“For conspicuous gallantry in action…for displaying the greatest courage and ability throughout” he was awarded the Distinguished Service Order.

By Spring in 1917, Allied forces began the assault on Vimy Ridge under a barrage of artillery fire. By mid-afternoon they had captured the crest and 4000 German prisoners.

In October of that year, he was among them, as they assaulted Passchendaele Ridge, fighting through mud and rain, fighting for two weeks, finally victorious with four miles gained and casualties again in the thousands.

The following Spring, German divisions attacked through the fog all along the front, from Arras to St. Quentin, approaching to within 40 miles of Paris before the Allies drove them back.

He earned a second Distinguished Service Order for gallantry for helping to remove casualties “under heavy shell-fire” after an ammunition convoy blew up.

He was later awarded the French Croix de Guerre.

His nation’s Expeditionary Force lost more than 60,000 men during the war, almost 10% of those that went off to fight.

After the Armistice, he married, they had two children, and he wrote a short book with a long title: Afterthoughts of Armageddon, the gamut of emotions produced by the war, pointing to a moral that is not too obvious, published in 1919. (I have a copy if anyone would like to read it)

In the book he wrote of his experience of war; excerpts below:

“War! What thoughts of romance, of chivalry, of the splendid crusades of all ages, were inspired on that fateful 5th of August 1914!”

“…like a flash of blinding lightning, came the awakening! The change from light-hearted, unthinking young adventurers to men, men with a corroding hatred in their souls…”

“Changed we were, grimier, harder in mind and body, our souls revolted…”

And he wondered, at war’s end, “as he sat in a billet at twilight, five Christmastides from his home in far-off Canada, a little weary, a little wistful, wondering if the world would ever be grateful for the sacrifices of the million soldier-men such as he, and the super-sacrifice of those other millions of soldier-men who had passed beyond the wondering stage. Then, softly, he heard, in a neighboring room, two tiny German babes, the coming generation, sweetly singing “O Heilige Nacht, Stille Nacht” (O Silent Night); and then his wonders ceased, and he knew that all was well.”

He later served as the Assistant Canadian Trade Commissioner in London, and then Trade Commissioner in Shanghai from 1925-1935, where he first met Mamoru Shigemitsu.

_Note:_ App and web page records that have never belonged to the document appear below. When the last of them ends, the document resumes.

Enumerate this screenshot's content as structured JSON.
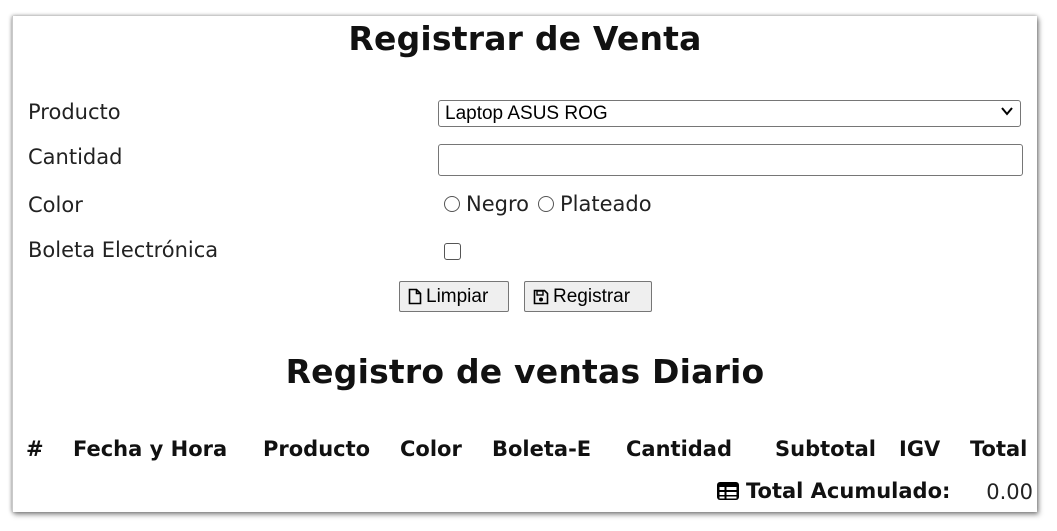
{
  "form": {
    "title": "Registrar de Venta",
    "producto_label": "Producto",
    "producto_value": "Laptop ASUS ROG",
    "cantidad_label": "Cantidad",
    "cantidad_value": "",
    "color_label": "Color",
    "color_options": [
      "Negro",
      "Plateado"
    ],
    "boleta_label": "Boleta Electrónica",
    "boleta_checked": false,
    "limpiar_label": "Limpiar",
    "limpiar_icon": "file-icon",
    "registrar_label": "Registrar",
    "registrar_icon": "save-icon"
  },
  "table": {
    "title": "Registro de ventas Diario",
    "headers": [
      "#",
      "Fecha y Hora",
      "Producto",
      "Color",
      "Boleta-E",
      "Cantidad",
      "Subtotal",
      "IGV",
      "Total"
    ],
    "rows": [],
    "total_icon": "table-icon",
    "total_label": "Total Acumulado:",
    "total_value": "0.00"
  }
}
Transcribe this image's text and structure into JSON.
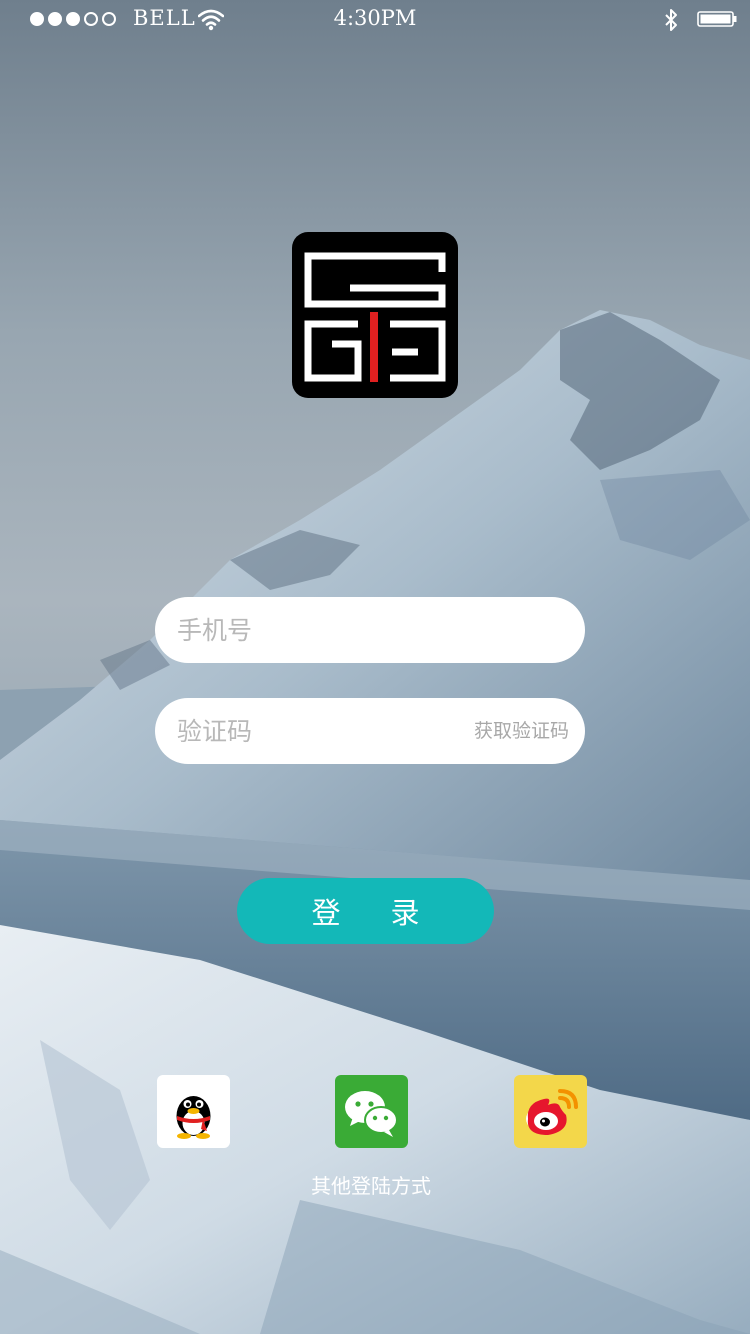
{
  "status_bar": {
    "signal_total": 5,
    "signal_filled": 3,
    "carrier": "BELL",
    "time": "4:30PM",
    "wifi_icon": "wifi-icon",
    "bluetooth_icon": "bluetooth-icon",
    "battery_icon": "battery-icon"
  },
  "logo": {
    "icon": "app-logo",
    "background": "#000000",
    "accent": "#e02020"
  },
  "login_form": {
    "phone_placeholder": "手机号",
    "code_placeholder": "验证码",
    "get_code_label": "获取验证码",
    "login_label": "登录"
  },
  "social_login": {
    "items": [
      {
        "icon": "qq-icon",
        "color": "#ffffff"
      },
      {
        "icon": "wechat-icon",
        "color": "#3aab36"
      },
      {
        "icon": "weibo-icon",
        "color": "#f3d74a"
      }
    ],
    "label": "其他登陆方式"
  },
  "colors": {
    "accent": "#13b8b8",
    "input_background": "#ffffff",
    "placeholder": "#b8b8b8"
  }
}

He was later assigned to various posts in Australia, and was Canada’s Military Attaché to Australia for the South West Pacific Area during World War II.

And, on September 2, 1945, he stepped forward and seated himself at the covered mess table on the veranda deck of the USS Missouri, representing the Dominion of Canada, adding his name, L. Moore Cosgrave to both copies of the Instrument of Surrender, as peace was once again restored.

The brewer’s son, Colonel Lawrence Vincent Moore Cosgrave died on July 28, 1971 in Montréal, Québec, Canada.

We Remember.

*Lawrence Cosgrave’s friend and fellow veteran of WWI, John McCrae, wrote the poem: In Flanders Fields, referencing the red poppies that grew over the graves of the fallen, the poem and poppy together becoming prominent symbols associated with Remembrance Day and Veterans and Memorial Day.